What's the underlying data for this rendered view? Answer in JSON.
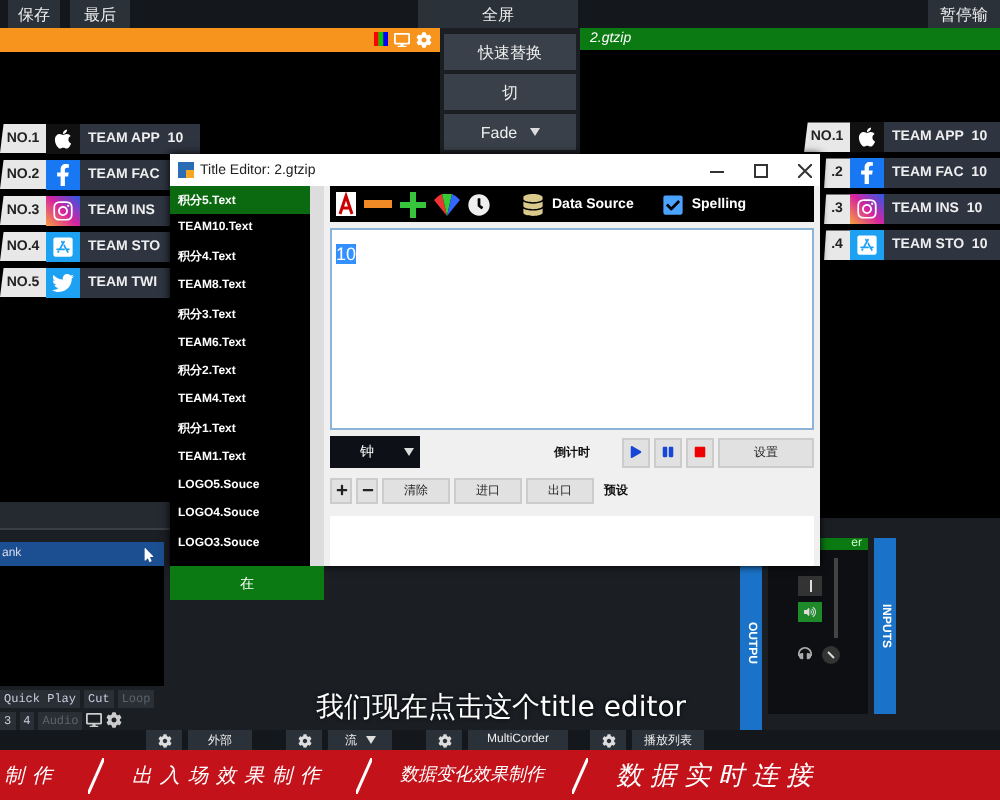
{
  "top_bar": {
    "left_buttons": [
      "保存",
      "最后"
    ],
    "fullscreen": "全屏",
    "right_button": "暂停输"
  },
  "transitions": [
    {
      "label": "快速替换",
      "dropdown": false
    },
    {
      "label": "切",
      "dropdown": false
    },
    {
      "label": "Fade",
      "dropdown": true
    }
  ],
  "output": {
    "title": "2.gtzip"
  },
  "lower_thirds_left": [
    {
      "tag": "NO.1",
      "kind": "apple",
      "team": "TEAM APP",
      "score": "10"
    },
    {
      "tag": "NO.2",
      "kind": "facebook",
      "team": "TEAM FAC"
    },
    {
      "tag": "NO.3",
      "kind": "instagram",
      "team": "TEAM INS"
    },
    {
      "tag": "NO.4",
      "kind": "appstore",
      "team": "TEAM STO"
    },
    {
      "tag": "NO.5",
      "kind": "twitter",
      "team": "TEAM TWI"
    }
  ],
  "lower_thirds_right": [
    {
      "tag": "NO.1",
      "kind": "apple",
      "team": "TEAM APP",
      "score": "10"
    },
    {
      "tag": ".2",
      "kind": "facebook",
      "team": "TEAM FAC",
      "score": "10"
    },
    {
      "tag": ".3",
      "kind": "instagram",
      "team": "TEAM INS",
      "score": "10"
    },
    {
      "tag": ".4",
      "kind": "appstore",
      "team": "TEAM STO",
      "score": "10"
    }
  ],
  "editor": {
    "title": "Title Editor: 2.gtzip",
    "items": [
      {
        "label": "积分5.Text",
        "selected": true
      },
      {
        "label": "TEAM10.Text",
        "selected": false
      },
      {
        "label": "积分4.Text",
        "selected": false
      },
      {
        "label": "TEAM8.Text",
        "selected": false
      },
      {
        "label": "积分3.Text",
        "selected": false
      },
      {
        "label": "TEAM6.Text",
        "selected": false
      },
      {
        "label": "积分2.Text",
        "selected": false
      },
      {
        "label": "TEAM4.Text",
        "selected": false
      },
      {
        "label": "积分1.Text",
        "selected": false
      },
      {
        "label": "TEAM1.Text",
        "selected": false
      },
      {
        "label": "LOGO5.Souce",
        "selected": false
      },
      {
        "label": "LOGO4.Souce",
        "selected": false
      },
      {
        "label": "LOGO3.Souce",
        "selected": false
      }
    ],
    "data_source": "Data Source",
    "spelling": "Spelling",
    "text": "10",
    "clock_select": "钟",
    "countdown": "倒计时",
    "settings": "设置",
    "buttons": [
      "清除",
      "进口",
      "出口"
    ],
    "preset": "预设"
  },
  "apply_button": "在",
  "inputs": {
    "selected_row": "ank",
    "tabs": [
      {
        "label": "Quick Play",
        "disabled": false
      },
      {
        "label": "Cut",
        "disabled": false
      },
      {
        "label": "Loop",
        "disabled": true
      }
    ],
    "numbers": [
      "3",
      "4"
    ],
    "audio": "Audio"
  },
  "audio": {
    "bus": "er",
    "outputs": "OUTPU",
    "inputs": "INPUTS"
  },
  "subtitle": "我们现在点击这个title editor",
  "bottom_bar": [
    {
      "label": "外部",
      "dropdown": false
    },
    {
      "label": "流",
      "dropdown": true
    },
    {
      "label": "MultiCorder",
      "dropdown": false
    },
    {
      "label": "播放列表",
      "dropdown": false
    }
  ],
  "banner": [
    "制作",
    "出入场效果制作",
    "数据变化效果制作",
    "数据实时连接"
  ]
}
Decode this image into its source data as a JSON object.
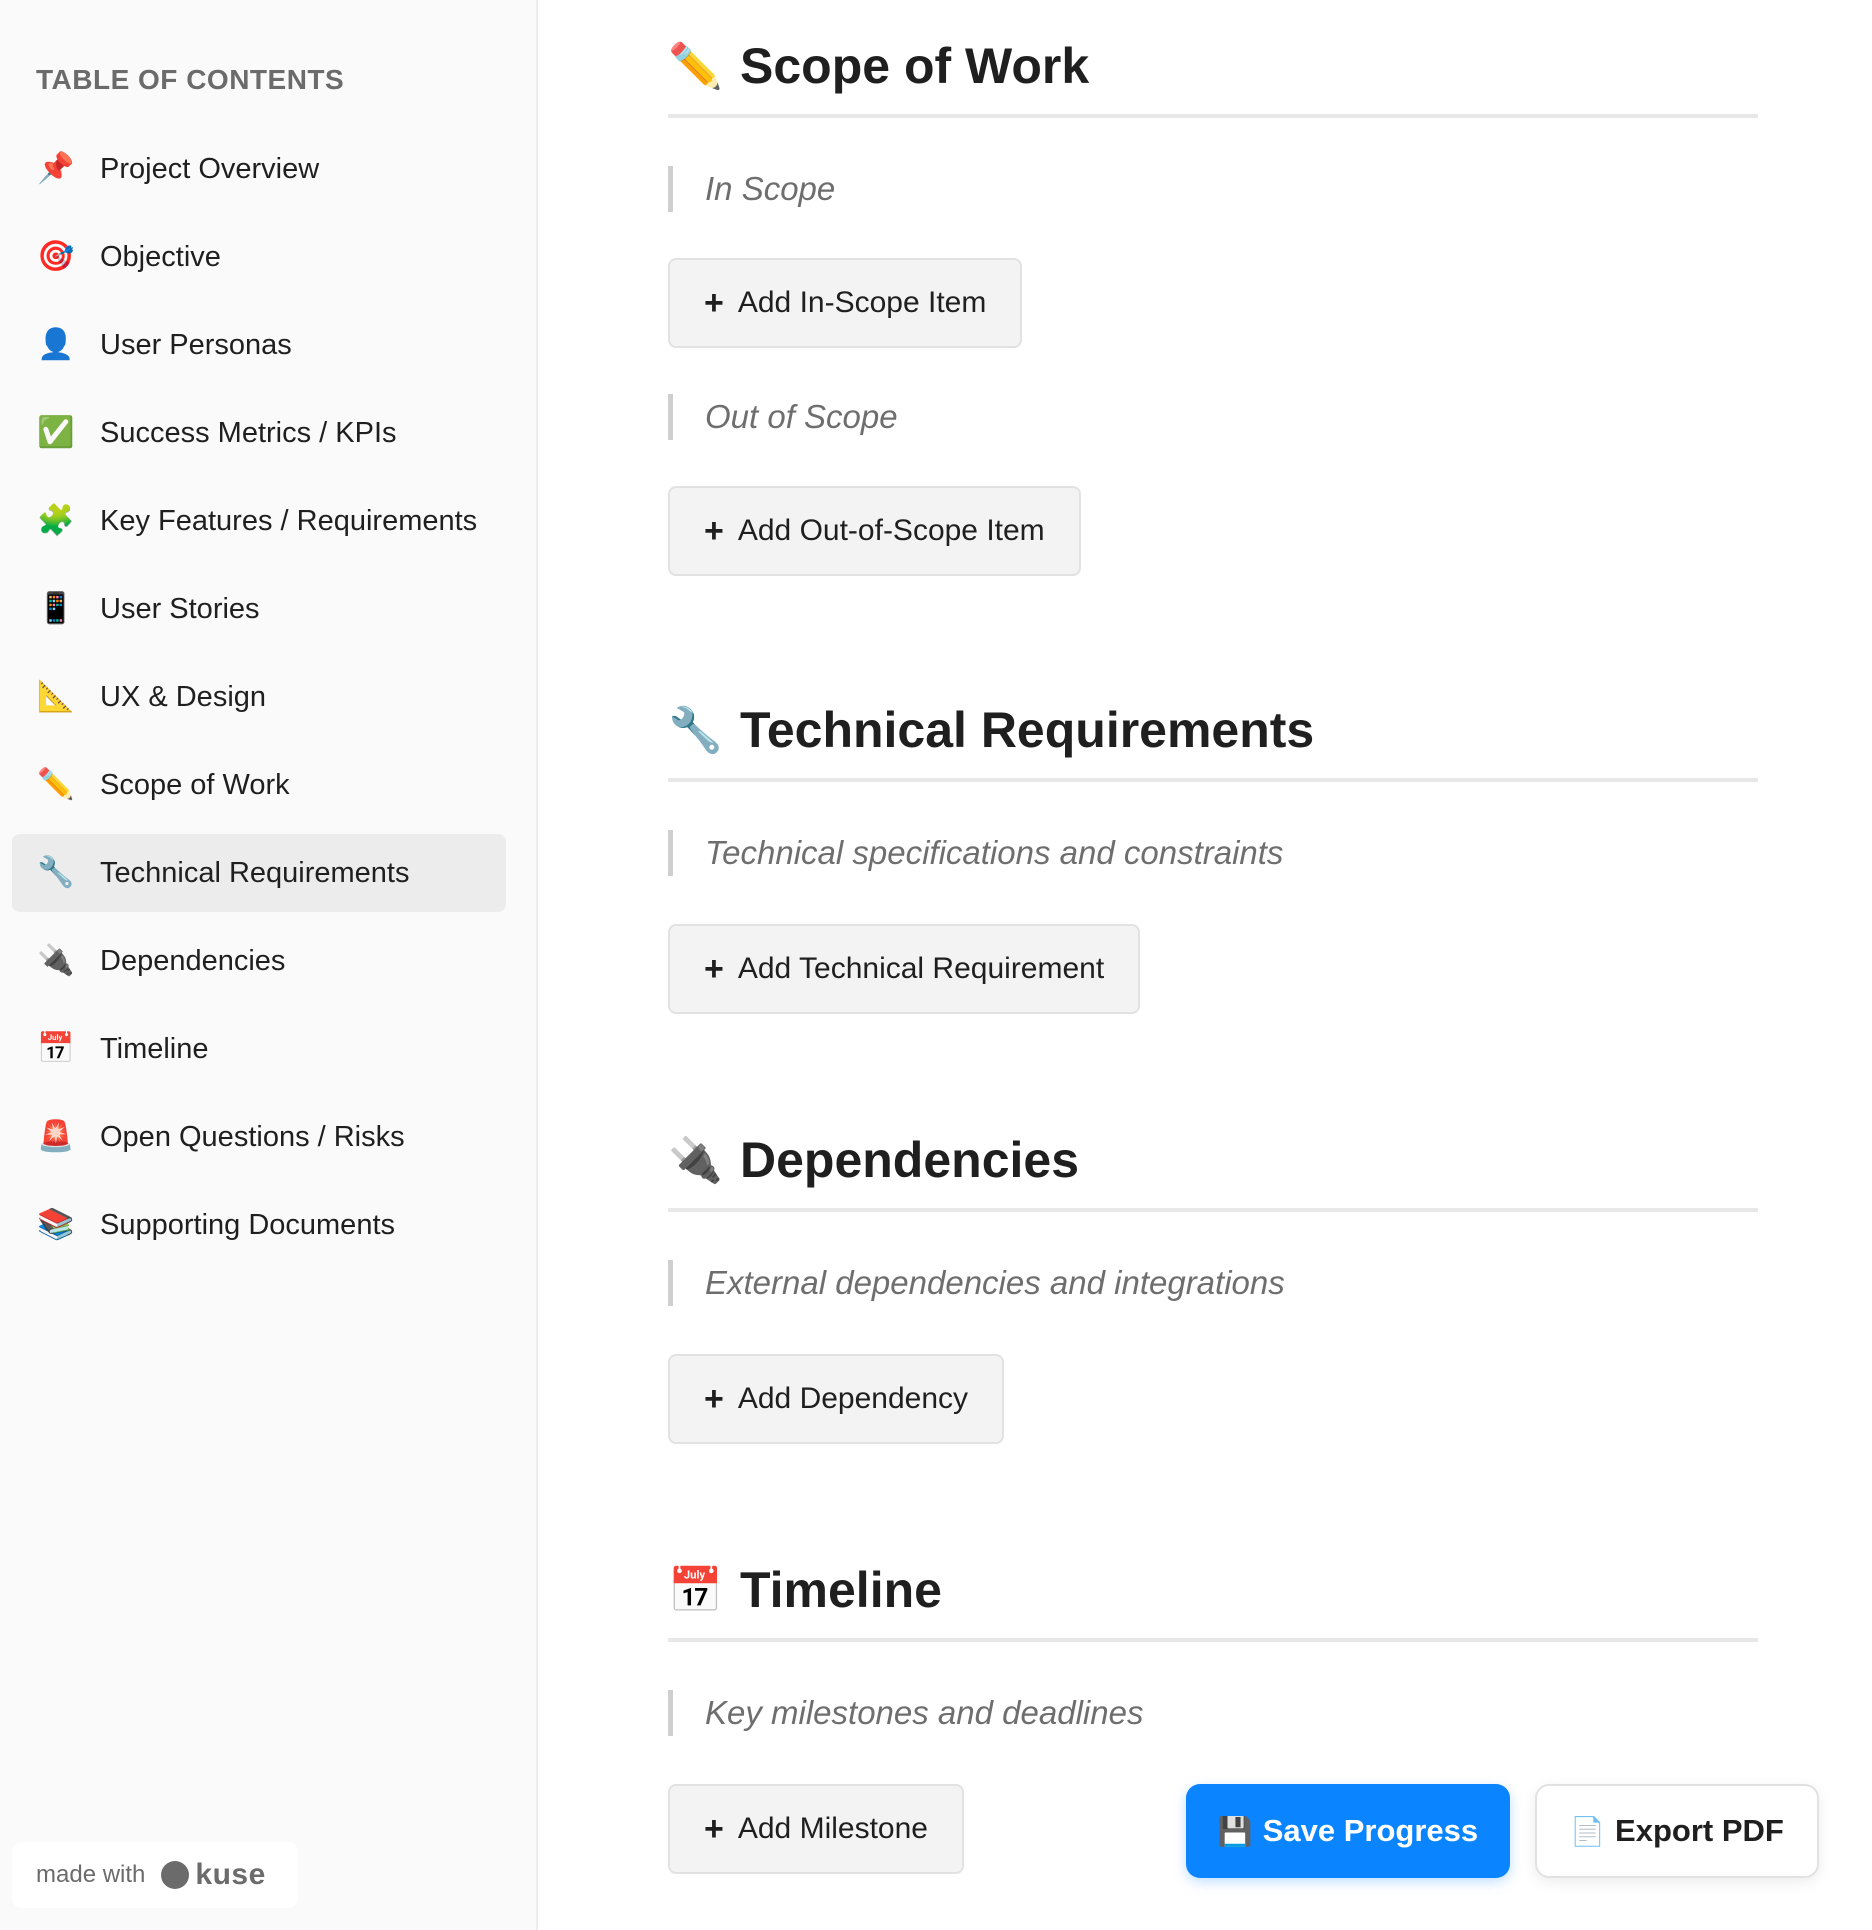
{
  "sidebar": {
    "title": "TABLE OF CONTENTS",
    "items": [
      {
        "icon": "📌",
        "icon_name": "pushpin-icon",
        "label": "Project Overview"
      },
      {
        "icon": "🎯",
        "icon_name": "target-icon",
        "label": "Objective"
      },
      {
        "icon": "👤",
        "icon_name": "user-icon",
        "label": "User Personas"
      },
      {
        "icon": "✅",
        "icon_name": "checkmark-icon",
        "label": "Success Metrics / KPIs"
      },
      {
        "icon": "🧩",
        "icon_name": "puzzle-icon",
        "label": "Key Features / Requirements"
      },
      {
        "icon": "📱",
        "icon_name": "phone-icon",
        "label": "User Stories"
      },
      {
        "icon": "📐",
        "icon_name": "triangle-ruler-icon",
        "label": "UX & Design"
      },
      {
        "icon": "✏️",
        "icon_name": "pencil-icon",
        "label": "Scope of Work"
      },
      {
        "icon": "🔧",
        "icon_name": "wrench-icon",
        "label": "Technical Requirements",
        "active": true
      },
      {
        "icon": "🔌",
        "icon_name": "plug-icon",
        "label": "Dependencies"
      },
      {
        "icon": "📅",
        "icon_name": "calendar-icon",
        "label": "Timeline"
      },
      {
        "icon": "🚨",
        "icon_name": "siren-icon",
        "label": "Open Questions / Risks"
      },
      {
        "icon": "📚",
        "icon_name": "books-icon",
        "label": "Supporting Documents"
      }
    ],
    "made_with": "made with",
    "brand": "kuse"
  },
  "sections": {
    "scope": {
      "icon": "✏️",
      "title": "Scope of Work",
      "in_scope": "In Scope",
      "add_in_scope": "Add In-Scope Item",
      "out_scope": "Out of Scope",
      "add_out_scope": "Add Out-of-Scope Item"
    },
    "technical": {
      "icon": "🔧",
      "title": "Technical Requirements",
      "subtitle": "Technical specifications and constraints",
      "add": "Add Technical Requirement"
    },
    "dependencies": {
      "icon": "🔌",
      "title": "Dependencies",
      "subtitle": "External dependencies and integrations",
      "add": "Add Dependency"
    },
    "timeline": {
      "icon": "📅",
      "title": "Timeline",
      "subtitle": "Key milestones and deadlines",
      "add": "Add Milestone"
    }
  },
  "actions": {
    "save_icon": "💾",
    "save": "Save Progress",
    "export_icon": "📄",
    "export": "Export PDF"
  },
  "plus": "+",
  "colors": {
    "accent": "#0a84ff",
    "sidebar_bg": "#fafafa",
    "active_item": "#ececec"
  }
}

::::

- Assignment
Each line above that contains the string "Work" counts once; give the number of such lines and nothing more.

- Exercise answer
2